◆ Exercise brief ◆
From the listing below, work out how many lines contain "icon". Reply with that number only.

◆ Provided entries ◆
Segment Open
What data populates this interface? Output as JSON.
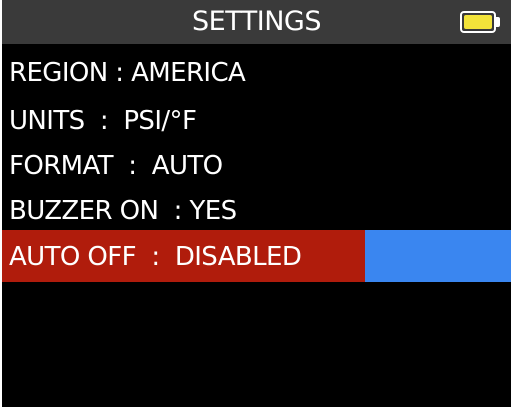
{
  "header": {
    "title": "SETTINGS",
    "battery_icon": "battery-full-icon",
    "battery_color": "#f2e33a"
  },
  "colors": {
    "header_bg": "#3a3a3a",
    "body_bg": "#000000",
    "selected_bg": "#b01c0c",
    "selected_accent": "#3a86f0"
  },
  "menu": {
    "items": [
      {
        "label": "REGION : AMERICA"
      },
      {
        "label": "UNITS  :  PSI/°F"
      },
      {
        "label": "FORMAT  :  AUTO"
      },
      {
        "label": "BUZZER ON  : YES"
      },
      {
        "label": "AUTO OFF  :  DISABLED",
        "selected": true
      }
    ]
  }
}
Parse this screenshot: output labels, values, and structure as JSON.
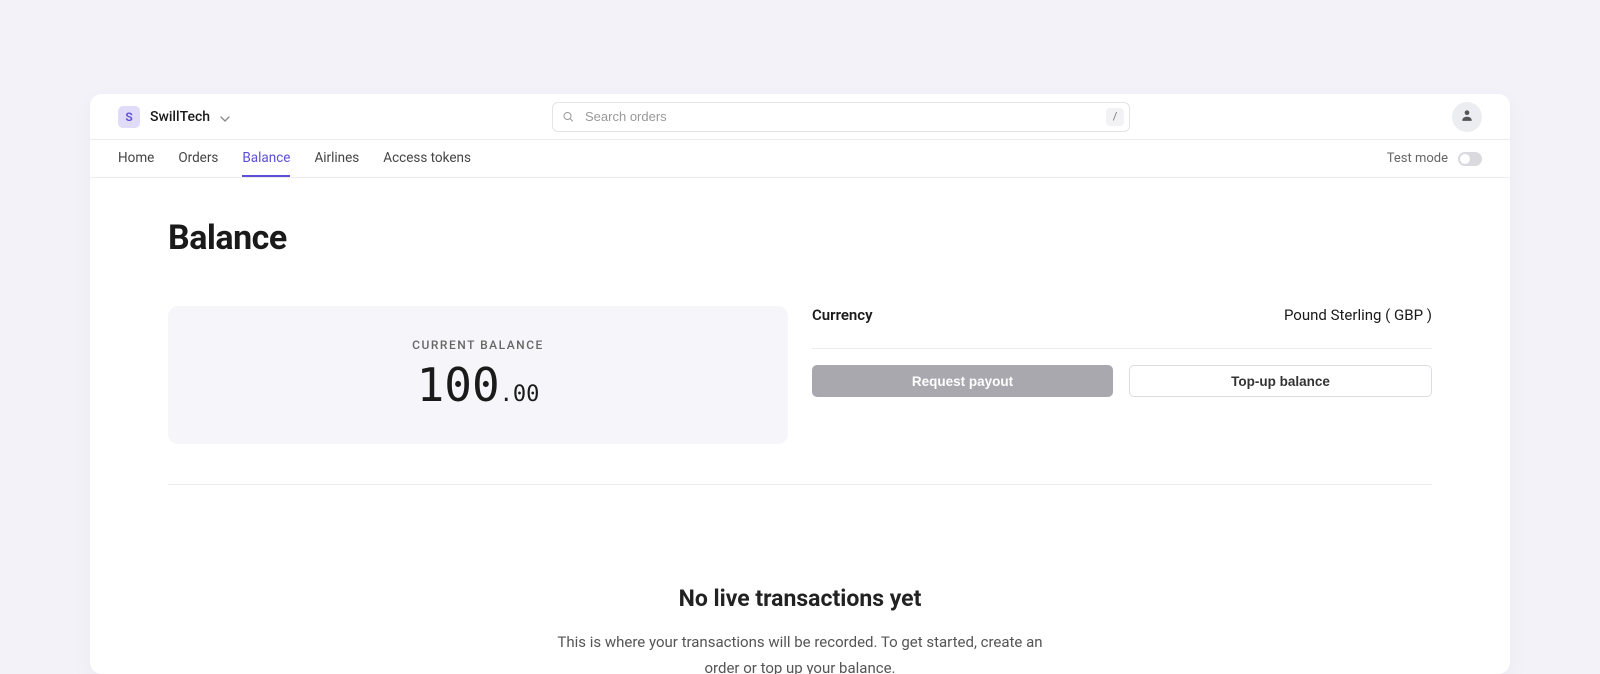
{
  "org": {
    "badge_letter": "S",
    "name": "SwillTech"
  },
  "search": {
    "placeholder": "Search orders",
    "shortcut": "/"
  },
  "nav": {
    "tabs": [
      {
        "label": "Home",
        "active": false
      },
      {
        "label": "Orders",
        "active": false
      },
      {
        "label": "Balance",
        "active": true
      },
      {
        "label": "Airlines",
        "active": false
      },
      {
        "label": "Access tokens",
        "active": false
      }
    ],
    "test_mode_label": "Test mode"
  },
  "page": {
    "title": "Balance"
  },
  "balance": {
    "label": "CURRENT BALANCE",
    "whole": "100",
    "decimal": ".00"
  },
  "currency": {
    "label": "Currency",
    "value": "Pound Sterling ( GBP )"
  },
  "actions": {
    "request_payout": "Request payout",
    "topup": "Top-up balance"
  },
  "empty": {
    "title": "No live transactions yet",
    "description": "This is where your transactions will be recorded. To get started, create an order or top up your balance."
  }
}
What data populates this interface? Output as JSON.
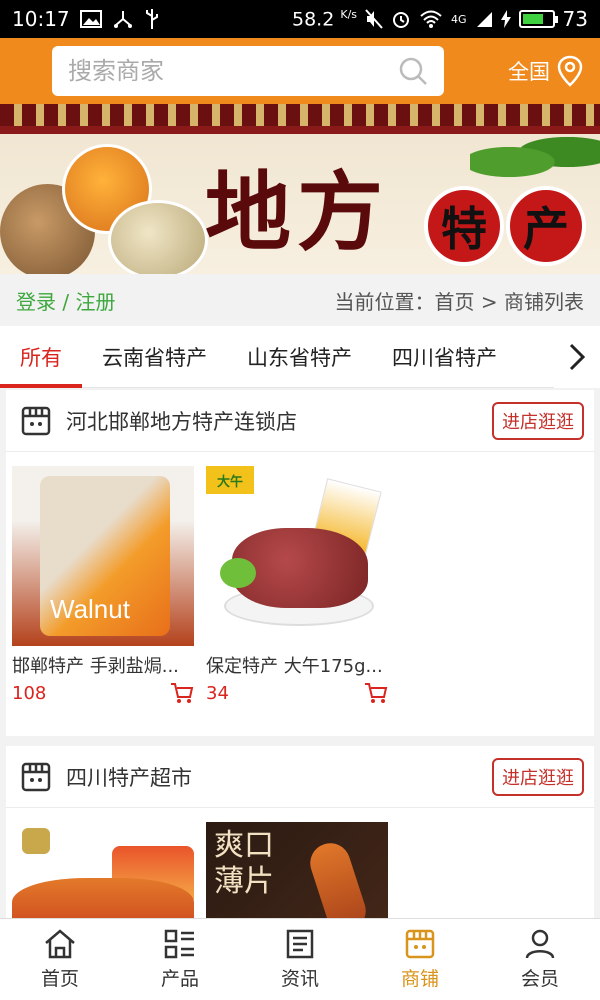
{
  "status_bar": {
    "time": "10:17",
    "speed": "58.2",
    "speed_unit": "K/s",
    "network": "4G",
    "battery": "73",
    "battery_level": 0.73
  },
  "header": {
    "search_placeholder": "搜索商家",
    "region_label": "全国"
  },
  "banner": {
    "title": "地方",
    "seal_1": "特",
    "seal_2": "产"
  },
  "location_bar": {
    "login_label": "登录 / 注册",
    "position_label": "当前位置：首页 > 商铺列表"
  },
  "tabs": [
    {
      "label": "所有",
      "active": true
    },
    {
      "label": "云南省特产"
    },
    {
      "label": "山东省特产"
    },
    {
      "label": "四川省特产"
    }
  ],
  "stores": [
    {
      "name": "河北邯郸地方特产连锁店",
      "button": "进店逛逛",
      "products": [
        {
          "name": "邯郸特产 手剥盐焗...",
          "price": "108",
          "image_text": "Walnut"
        },
        {
          "name": "保定特产 大午175g...",
          "price": "34",
          "image_text": "大午"
        }
      ]
    },
    {
      "name": "四川特产超市",
      "button": "进店逛逛",
      "products": [
        {
          "name": "",
          "price": ""
        },
        {
          "name": "",
          "price": "",
          "image_text": "爽口薄片"
        }
      ]
    }
  ],
  "bottom_nav": [
    {
      "label": "首页",
      "icon": "home-icon"
    },
    {
      "label": "产品",
      "icon": "list-icon"
    },
    {
      "label": "资讯",
      "icon": "news-icon"
    },
    {
      "label": "商铺",
      "icon": "shop-icon",
      "active": true
    },
    {
      "label": "会员",
      "icon": "user-icon"
    }
  ],
  "colors": {
    "header": "#f08a1c",
    "accent_red": "#d9251d",
    "login_green": "#3ea83e",
    "nav_active": "#d9941c"
  }
}
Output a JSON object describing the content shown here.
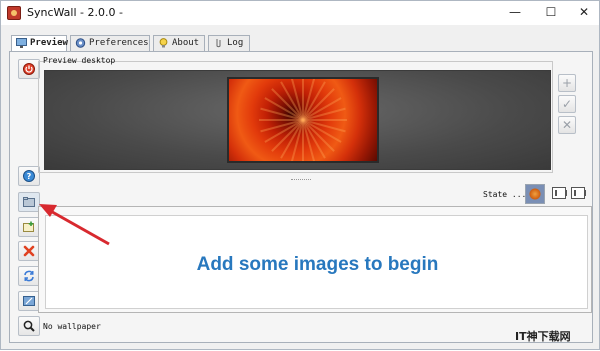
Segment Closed
◆ Exercise output ◆
6